- Records for this exercise:
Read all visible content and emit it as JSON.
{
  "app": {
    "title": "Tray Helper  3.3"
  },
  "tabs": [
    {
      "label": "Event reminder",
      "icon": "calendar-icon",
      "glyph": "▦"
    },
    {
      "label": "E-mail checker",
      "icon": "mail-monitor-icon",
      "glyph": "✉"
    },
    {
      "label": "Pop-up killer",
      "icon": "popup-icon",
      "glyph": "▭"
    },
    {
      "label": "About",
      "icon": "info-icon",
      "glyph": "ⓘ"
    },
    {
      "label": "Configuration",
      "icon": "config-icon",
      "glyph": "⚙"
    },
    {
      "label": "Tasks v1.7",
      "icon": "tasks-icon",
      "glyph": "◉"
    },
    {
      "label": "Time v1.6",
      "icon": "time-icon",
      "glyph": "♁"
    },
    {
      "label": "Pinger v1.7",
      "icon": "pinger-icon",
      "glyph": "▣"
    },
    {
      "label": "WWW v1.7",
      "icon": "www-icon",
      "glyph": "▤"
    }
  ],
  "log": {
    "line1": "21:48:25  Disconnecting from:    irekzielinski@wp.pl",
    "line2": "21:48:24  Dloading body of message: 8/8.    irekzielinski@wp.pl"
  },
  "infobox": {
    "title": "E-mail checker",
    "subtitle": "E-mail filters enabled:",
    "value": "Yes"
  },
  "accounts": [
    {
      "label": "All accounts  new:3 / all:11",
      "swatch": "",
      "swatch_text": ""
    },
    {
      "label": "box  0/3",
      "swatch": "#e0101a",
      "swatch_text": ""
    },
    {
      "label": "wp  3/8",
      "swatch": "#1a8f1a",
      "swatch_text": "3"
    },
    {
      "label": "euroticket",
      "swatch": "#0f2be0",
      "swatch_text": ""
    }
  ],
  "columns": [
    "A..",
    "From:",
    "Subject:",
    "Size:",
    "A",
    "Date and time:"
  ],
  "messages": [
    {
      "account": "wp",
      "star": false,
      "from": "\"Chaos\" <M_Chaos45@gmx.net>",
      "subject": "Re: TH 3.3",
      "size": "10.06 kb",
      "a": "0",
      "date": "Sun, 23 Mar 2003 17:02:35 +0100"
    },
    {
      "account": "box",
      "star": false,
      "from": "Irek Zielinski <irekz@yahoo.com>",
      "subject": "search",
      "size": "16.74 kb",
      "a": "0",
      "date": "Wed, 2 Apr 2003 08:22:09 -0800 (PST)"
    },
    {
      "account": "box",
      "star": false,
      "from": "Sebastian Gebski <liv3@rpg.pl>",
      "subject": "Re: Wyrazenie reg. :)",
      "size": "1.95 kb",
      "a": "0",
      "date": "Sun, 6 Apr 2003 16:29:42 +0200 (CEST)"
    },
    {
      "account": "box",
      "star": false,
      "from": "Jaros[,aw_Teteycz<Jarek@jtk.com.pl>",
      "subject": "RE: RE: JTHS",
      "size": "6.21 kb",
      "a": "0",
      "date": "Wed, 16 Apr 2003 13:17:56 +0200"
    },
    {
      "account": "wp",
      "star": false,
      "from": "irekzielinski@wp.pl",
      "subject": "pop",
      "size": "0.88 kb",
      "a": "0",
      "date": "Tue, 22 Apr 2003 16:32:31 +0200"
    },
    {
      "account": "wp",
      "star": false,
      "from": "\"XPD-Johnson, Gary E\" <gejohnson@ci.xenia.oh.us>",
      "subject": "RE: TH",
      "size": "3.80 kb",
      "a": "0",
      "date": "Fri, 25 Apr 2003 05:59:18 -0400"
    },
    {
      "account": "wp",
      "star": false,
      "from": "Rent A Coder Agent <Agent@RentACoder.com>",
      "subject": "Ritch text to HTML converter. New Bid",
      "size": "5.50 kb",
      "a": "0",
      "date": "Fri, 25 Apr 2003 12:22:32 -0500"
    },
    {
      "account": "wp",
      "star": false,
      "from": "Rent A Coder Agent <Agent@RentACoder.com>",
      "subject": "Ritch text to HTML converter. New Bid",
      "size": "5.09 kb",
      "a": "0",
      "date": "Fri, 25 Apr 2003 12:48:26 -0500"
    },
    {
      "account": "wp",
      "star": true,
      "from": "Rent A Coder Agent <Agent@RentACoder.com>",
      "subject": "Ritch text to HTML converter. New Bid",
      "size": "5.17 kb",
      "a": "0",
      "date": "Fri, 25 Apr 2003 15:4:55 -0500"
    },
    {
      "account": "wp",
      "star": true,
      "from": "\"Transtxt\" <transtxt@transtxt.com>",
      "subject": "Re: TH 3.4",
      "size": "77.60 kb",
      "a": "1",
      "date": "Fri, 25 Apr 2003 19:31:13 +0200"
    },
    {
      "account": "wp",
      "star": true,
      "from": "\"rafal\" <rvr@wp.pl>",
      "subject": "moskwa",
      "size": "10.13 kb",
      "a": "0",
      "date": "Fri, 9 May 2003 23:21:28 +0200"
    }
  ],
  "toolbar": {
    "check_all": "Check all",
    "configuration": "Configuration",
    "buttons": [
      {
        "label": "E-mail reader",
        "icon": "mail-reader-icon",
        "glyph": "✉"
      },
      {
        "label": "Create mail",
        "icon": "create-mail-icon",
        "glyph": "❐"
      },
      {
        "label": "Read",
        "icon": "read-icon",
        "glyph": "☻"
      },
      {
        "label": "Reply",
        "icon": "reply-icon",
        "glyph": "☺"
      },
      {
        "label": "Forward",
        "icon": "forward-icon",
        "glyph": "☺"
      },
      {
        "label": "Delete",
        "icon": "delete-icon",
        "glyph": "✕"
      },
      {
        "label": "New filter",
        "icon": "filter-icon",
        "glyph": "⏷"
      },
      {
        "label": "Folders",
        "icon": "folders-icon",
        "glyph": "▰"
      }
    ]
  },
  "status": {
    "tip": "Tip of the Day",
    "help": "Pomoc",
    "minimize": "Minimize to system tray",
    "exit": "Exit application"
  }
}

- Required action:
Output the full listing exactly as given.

- Response:
Read all visible content and emit it as JSON.
{
  "app": {
    "title": "Tray Helper  3.3"
  },
  "tabs": [
    {
      "label": "Event reminder",
      "icon": "calendar-icon",
      "glyph": "▦"
    },
    {
      "label": "E-mail checker",
      "icon": "mail-monitor-icon",
      "glyph": "✉"
    },
    {
      "label": "Pop-up killer",
      "icon": "popup-icon",
      "glyph": "▭"
    },
    {
      "label": "About",
      "icon": "info-icon",
      "glyph": "ⓘ"
    },
    {
      "label": "Configuration",
      "icon": "config-icon",
      "glyph": "⚙"
    },
    {
      "label": "Tasks v1.7",
      "icon": "tasks-icon",
      "glyph": "◉"
    },
    {
      "label": "Time v1.6",
      "icon": "time-icon",
      "glyph": "♁"
    },
    {
      "label": "Pinger v1.7",
      "icon": "pinger-icon",
      "glyph": "▣"
    },
    {
      "label": "WWW v1.7",
      "icon": "www-icon",
      "glyph": "▤"
    }
  ],
  "log": {
    "line1": "21:48:25  Disconnecting from:    irekzielinski@wp.pl",
    "line2": "21:48:24  Dloading body of message: 8/8.    irekzielinski@wp.pl"
  },
  "infobox": {
    "title": "E-mail checker",
    "subtitle": "E-mail filters enabled:",
    "value": "Yes"
  },
  "accounts": [
    {
      "label": "All accounts  new:3 / all:11",
      "swatch": "",
      "swatch_text": ""
    },
    {
      "label": "box  0/3",
      "swatch": "#e0101a",
      "swatch_text": ""
    },
    {
      "label": "wp  3/8",
      "swatch": "#1a8f1a",
      "swatch_text": "3"
    },
    {
      "label": "euroticket",
      "swatch": "#0f2be0",
      "swatch_text": ""
    }
  ],
  "columns": [
    "A..",
    "From:",
    "Subject:",
    "Size:",
    "A",
    "Date and time:"
  ],
  "messages": [
    {
      "account": "wp",
      "star": false,
      "from": "\"Chaos\" <M_Chaos45@gmx.net>",
      "subject": "Re: TH 3.3",
      "size": "10.06 kb",
      "a": "0",
      "date": "Sun, 23 Mar 2003 17:02:35 +0100"
    },
    {
      "account": "box",
      "star": false,
      "from": "Irek Zielinski <irekz@yahoo.com>",
      "subject": "search",
      "size": "16.74 kb",
      "a": "0",
      "date": "Wed, 2 Apr 2003 08:22:09 -0800 (PST)"
    },
    {
      "account": "box",
      "star": false,
      "from": "Sebastian Gebski <liv3@rpg.pl>",
      "subject": "Re: Wyrazenie reg. :)",
      "size": "1.95 kb",
      "a": "0",
      "date": "Sun, 6 Apr 2003 16:29:42 +0200 (CEST)"
    },
    {
      "account": "box",
      "star": false,
      "from": "Jaros[,aw_Teteycz<Jarek@jtk.com.pl>",
      "subject": "RE: RE: JTHS",
      "size": "6.21 kb",
      "a": "0",
      "date": "Wed, 16 Apr 2003 13:17:56 +0200"
    },
    {
      "account": "wp",
      "star": false,
      "from": "irekzielinski@wp.pl",
      "subject": "pop",
      "size": "0.88 kb",
      "a": "0",
      "date": "Tue, 22 Apr 2003 16:32:31 +0200"
    },
    {
      "account": "wp",
      "star": false,
      "from": "\"XPD-Johnson, Gary E\" <gejohnson@ci.xenia.oh.us>",
      "subject": "RE: TH",
      "size": "3.80 kb",
      "a": "0",
      "date": "Fri, 25 Apr 2003 05:59:18 -0400"
    },
    {
      "account": "wp",
      "star": false,
      "from": "Rent A Coder Agent <Agent@RentACoder.com>",
      "subject": "Ritch text to HTML converter. New Bid",
      "size": "5.50 kb",
      "a": "0",
      "date": "Fri, 25 Apr 2003 12:22:32 -0500"
    },
    {
      "account": "wp",
      "star": false,
      "from": "Rent A Coder Agent <Agent@RentACoder.com>",
      "subject": "Ritch text to HTML converter. New Bid",
      "size": "5.09 kb",
      "a": "0",
      "date": "Fri, 25 Apr 2003 12:48:26 -0500"
    },
    {
      "account": "wp",
      "star": true,
      "from": "Rent A Coder Agent <Agent@RentACoder.com>",
      "subject": "Ritch text to HTML converter. New Bid",
      "size": "5.17 kb",
      "a": "0",
      "date": "Fri, 25 Apr 2003 15:4:55 -0500"
    },
    {
      "account": "wp",
      "star": true,
      "from": "\"Transtxt\" <transtxt@transtxt.com>",
      "subject": "Re: TH 3.4",
      "size": "77.60 kb",
      "a": "1",
      "date": "Fri, 25 Apr 2003 19:31:13 +0200"
    },
    {
      "account": "wp",
      "star": true,
      "from": "\"rafal\" <rvr@wp.pl>",
      "subject": "moskwa",
      "size": "10.13 kb",
      "a": "0",
      "date": "Fri, 9 May 2003 23:21:28 +0200"
    }
  ],
  "toolbar": {
    "check_all": "Check all",
    "configuration": "Configuration",
    "buttons": [
      {
        "label": "E-mail reader",
        "icon": "mail-reader-icon",
        "glyph": "✉"
      },
      {
        "label": "Create mail",
        "icon": "create-mail-icon",
        "glyph": "❐"
      },
      {
        "label": "Read",
        "icon": "read-icon",
        "glyph": "☻"
      },
      {
        "label": "Reply",
        "icon": "reply-icon",
        "glyph": "☺"
      },
      {
        "label": "Forward",
        "icon": "forward-icon",
        "glyph": "☺"
      },
      {
        "label": "Delete",
        "icon": "delete-icon",
        "glyph": "✕"
      },
      {
        "label": "New filter",
        "icon": "filter-icon",
        "glyph": "⏷"
      },
      {
        "label": "Folders",
        "icon": "folders-icon",
        "glyph": "▰"
      }
    ]
  },
  "status": {
    "tip": "Tip of the Day",
    "help": "Pomoc",
    "minimize": "Minimize to system tray",
    "exit": "Exit application"
  }
}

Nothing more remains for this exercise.